According to the World Bank’s ‘Doing Business’ Guide, at an average, it takes just over three years to enforce a contract in Pakistan by judicial means. Also, white collared employees are not entitled to any precautionary interim measures, which would otherwise be available to workers or public sector employees. For many white collared employees the time-cost-benefit would not ordinarily justify approaching the courts for redress in cases of termination. This provides employers with opportunity to abuse the relationship with their employees, many of who would be wary of availing legal recourse for settlement of their grievances.
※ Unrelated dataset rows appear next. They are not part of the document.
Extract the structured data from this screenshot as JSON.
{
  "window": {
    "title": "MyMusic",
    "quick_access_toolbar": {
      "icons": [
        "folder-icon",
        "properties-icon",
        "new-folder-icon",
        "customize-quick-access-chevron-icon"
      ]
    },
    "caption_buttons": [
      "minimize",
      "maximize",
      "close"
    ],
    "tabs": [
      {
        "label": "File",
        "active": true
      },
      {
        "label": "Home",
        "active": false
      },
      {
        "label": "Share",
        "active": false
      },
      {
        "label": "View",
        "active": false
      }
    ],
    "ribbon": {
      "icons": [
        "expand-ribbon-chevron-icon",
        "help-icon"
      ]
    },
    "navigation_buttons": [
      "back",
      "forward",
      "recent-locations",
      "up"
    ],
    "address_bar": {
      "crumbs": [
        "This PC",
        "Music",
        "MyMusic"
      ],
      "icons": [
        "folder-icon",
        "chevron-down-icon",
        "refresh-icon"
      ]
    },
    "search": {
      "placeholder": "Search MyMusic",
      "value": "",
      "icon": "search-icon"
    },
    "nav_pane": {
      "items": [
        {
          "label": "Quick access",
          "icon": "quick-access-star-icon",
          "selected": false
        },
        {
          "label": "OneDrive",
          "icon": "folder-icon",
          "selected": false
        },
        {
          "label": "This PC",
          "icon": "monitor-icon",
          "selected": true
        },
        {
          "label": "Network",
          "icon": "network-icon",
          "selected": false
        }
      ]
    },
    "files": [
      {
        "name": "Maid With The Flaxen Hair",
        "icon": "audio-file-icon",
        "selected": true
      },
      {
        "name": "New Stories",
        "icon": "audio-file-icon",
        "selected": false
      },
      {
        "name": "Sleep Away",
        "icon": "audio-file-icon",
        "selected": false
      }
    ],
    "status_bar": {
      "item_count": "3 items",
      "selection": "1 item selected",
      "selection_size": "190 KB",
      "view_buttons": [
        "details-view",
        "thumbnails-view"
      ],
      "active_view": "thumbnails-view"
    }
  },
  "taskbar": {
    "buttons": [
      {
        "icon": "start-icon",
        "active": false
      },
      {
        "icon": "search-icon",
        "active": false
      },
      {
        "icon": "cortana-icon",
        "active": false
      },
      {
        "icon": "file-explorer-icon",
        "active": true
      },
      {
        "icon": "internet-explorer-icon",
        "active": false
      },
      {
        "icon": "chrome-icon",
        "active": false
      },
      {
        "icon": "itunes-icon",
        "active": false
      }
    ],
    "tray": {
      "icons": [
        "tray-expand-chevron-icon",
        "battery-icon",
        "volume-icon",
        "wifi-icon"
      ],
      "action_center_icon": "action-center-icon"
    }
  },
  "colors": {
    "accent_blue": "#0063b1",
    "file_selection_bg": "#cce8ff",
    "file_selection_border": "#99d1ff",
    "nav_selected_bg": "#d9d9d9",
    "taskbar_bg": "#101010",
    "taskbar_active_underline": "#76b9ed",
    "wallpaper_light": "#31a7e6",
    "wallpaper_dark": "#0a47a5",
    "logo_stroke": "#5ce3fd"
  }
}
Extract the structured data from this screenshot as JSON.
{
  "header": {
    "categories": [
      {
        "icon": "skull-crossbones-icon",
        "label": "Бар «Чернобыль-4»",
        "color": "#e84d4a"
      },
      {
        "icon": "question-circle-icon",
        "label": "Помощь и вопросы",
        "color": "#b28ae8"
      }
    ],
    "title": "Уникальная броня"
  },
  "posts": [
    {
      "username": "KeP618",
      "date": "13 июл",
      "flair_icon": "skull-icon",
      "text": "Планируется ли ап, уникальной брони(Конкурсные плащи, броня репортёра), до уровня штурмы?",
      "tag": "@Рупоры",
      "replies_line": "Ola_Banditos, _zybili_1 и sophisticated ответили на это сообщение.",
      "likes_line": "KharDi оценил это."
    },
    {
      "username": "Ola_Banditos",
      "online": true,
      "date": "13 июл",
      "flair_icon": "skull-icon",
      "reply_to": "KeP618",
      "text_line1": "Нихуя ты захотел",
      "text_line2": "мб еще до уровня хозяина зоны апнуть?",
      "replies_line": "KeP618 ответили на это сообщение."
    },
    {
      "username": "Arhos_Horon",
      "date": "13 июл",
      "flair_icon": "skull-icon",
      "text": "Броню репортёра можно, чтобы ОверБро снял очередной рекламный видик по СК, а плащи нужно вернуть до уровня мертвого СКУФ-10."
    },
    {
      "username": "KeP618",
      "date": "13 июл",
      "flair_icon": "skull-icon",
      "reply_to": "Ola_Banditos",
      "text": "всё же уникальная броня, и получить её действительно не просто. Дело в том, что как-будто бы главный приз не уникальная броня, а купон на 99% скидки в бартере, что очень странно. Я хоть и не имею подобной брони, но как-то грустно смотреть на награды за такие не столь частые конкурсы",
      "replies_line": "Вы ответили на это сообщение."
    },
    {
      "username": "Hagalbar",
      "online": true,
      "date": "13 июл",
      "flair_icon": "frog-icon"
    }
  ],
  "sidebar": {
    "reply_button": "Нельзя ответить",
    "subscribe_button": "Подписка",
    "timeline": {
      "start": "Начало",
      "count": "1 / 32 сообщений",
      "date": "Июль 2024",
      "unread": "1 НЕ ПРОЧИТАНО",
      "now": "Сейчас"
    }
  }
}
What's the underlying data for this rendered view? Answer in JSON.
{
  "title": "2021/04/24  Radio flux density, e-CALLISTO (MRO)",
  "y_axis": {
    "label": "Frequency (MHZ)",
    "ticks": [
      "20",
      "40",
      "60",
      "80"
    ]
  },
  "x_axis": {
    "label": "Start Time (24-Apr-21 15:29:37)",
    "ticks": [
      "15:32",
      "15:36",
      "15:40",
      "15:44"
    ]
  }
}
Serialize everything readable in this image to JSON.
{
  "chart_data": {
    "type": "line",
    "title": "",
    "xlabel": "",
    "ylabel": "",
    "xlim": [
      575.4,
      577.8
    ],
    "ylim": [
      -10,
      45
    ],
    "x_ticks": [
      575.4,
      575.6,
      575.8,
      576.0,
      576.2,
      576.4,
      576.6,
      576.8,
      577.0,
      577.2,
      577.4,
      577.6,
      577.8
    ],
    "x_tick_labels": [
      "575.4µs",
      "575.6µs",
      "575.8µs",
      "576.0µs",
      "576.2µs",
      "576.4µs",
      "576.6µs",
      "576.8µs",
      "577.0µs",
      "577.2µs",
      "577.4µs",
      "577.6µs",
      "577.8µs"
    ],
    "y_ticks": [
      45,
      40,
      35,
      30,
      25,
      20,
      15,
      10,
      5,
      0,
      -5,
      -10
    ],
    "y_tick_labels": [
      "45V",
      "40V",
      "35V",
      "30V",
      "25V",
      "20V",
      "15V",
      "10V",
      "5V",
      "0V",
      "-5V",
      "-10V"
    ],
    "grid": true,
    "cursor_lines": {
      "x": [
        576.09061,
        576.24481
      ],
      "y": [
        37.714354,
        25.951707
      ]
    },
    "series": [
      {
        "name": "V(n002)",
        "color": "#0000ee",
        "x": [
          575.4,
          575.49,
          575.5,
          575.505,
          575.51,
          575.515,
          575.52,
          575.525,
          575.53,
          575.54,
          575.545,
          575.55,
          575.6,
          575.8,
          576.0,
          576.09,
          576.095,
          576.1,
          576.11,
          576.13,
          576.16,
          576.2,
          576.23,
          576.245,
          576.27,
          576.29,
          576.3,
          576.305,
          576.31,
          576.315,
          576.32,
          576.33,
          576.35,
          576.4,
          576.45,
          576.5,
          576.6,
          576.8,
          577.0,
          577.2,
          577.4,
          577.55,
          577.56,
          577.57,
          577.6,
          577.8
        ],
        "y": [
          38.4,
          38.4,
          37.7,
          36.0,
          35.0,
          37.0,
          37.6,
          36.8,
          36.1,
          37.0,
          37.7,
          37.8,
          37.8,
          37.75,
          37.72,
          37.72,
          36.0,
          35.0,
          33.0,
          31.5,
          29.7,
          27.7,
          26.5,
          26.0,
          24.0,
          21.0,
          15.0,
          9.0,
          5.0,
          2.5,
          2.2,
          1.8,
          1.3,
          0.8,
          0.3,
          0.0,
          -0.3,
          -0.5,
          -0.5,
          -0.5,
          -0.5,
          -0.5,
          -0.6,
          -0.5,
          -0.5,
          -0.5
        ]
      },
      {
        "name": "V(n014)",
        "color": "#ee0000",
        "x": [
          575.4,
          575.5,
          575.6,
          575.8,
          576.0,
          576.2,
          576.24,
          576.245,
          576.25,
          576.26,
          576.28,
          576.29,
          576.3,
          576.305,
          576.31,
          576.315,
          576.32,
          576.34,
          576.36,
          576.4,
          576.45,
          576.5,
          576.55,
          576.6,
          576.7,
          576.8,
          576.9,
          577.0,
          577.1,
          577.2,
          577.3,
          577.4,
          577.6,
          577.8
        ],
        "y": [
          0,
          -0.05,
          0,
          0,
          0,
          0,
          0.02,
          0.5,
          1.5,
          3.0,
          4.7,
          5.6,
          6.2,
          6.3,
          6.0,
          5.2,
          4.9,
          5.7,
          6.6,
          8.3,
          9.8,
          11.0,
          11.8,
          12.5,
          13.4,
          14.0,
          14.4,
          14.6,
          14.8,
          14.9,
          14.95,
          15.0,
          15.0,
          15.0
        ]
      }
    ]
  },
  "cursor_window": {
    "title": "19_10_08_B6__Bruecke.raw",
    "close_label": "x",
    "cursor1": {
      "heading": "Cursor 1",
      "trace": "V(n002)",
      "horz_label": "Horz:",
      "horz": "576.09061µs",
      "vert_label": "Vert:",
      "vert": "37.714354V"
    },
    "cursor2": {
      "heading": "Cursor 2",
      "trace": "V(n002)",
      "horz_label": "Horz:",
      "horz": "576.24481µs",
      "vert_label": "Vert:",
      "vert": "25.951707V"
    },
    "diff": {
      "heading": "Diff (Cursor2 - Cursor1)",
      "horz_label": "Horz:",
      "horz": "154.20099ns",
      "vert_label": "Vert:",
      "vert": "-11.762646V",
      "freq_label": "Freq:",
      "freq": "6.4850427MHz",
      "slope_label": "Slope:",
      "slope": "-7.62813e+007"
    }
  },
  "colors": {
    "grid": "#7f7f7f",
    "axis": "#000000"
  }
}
The Asian Development Bank ranks the Pakistani private sector as the primary producer of goods and services. It is also leading investment and economic activity within the country. Having an astronomical work force, Pakistan needs to take sincere steps to regulate its job market as a whole. There is a dire need to provide an equal level of protection to white collared employees. White collared employees should be able to seek redressal of their grievances through specialised forums, either in the shape of a specialised employment tribunal or already established Labour Courts. They should be provided additional statutory safeguards in respect of their employment, rather than solely limiting their rights to provisions of their employment contracts. A continuous neglect of the governments, both at the federal level and that of the provinces, to regulate the job market adversely affects the workforce morale. This also exacerbates the existing brain drain situation that Pakistan faces. Employees who are unable to escape abroad, for one reasons or another, feel detached of their employers and place of work. The sense of detachment paves way to a jittery job market, where an employee would be constantly seeking to make a move for the sake of moving. A well regulated job market as a whole will provide opportunity for human resource development and competitive growth within all economic sectors.
The views expressed in this article are those of the author and do not necessarily represent the views of CourtingTheLaw.com or any organization with which he might be associated.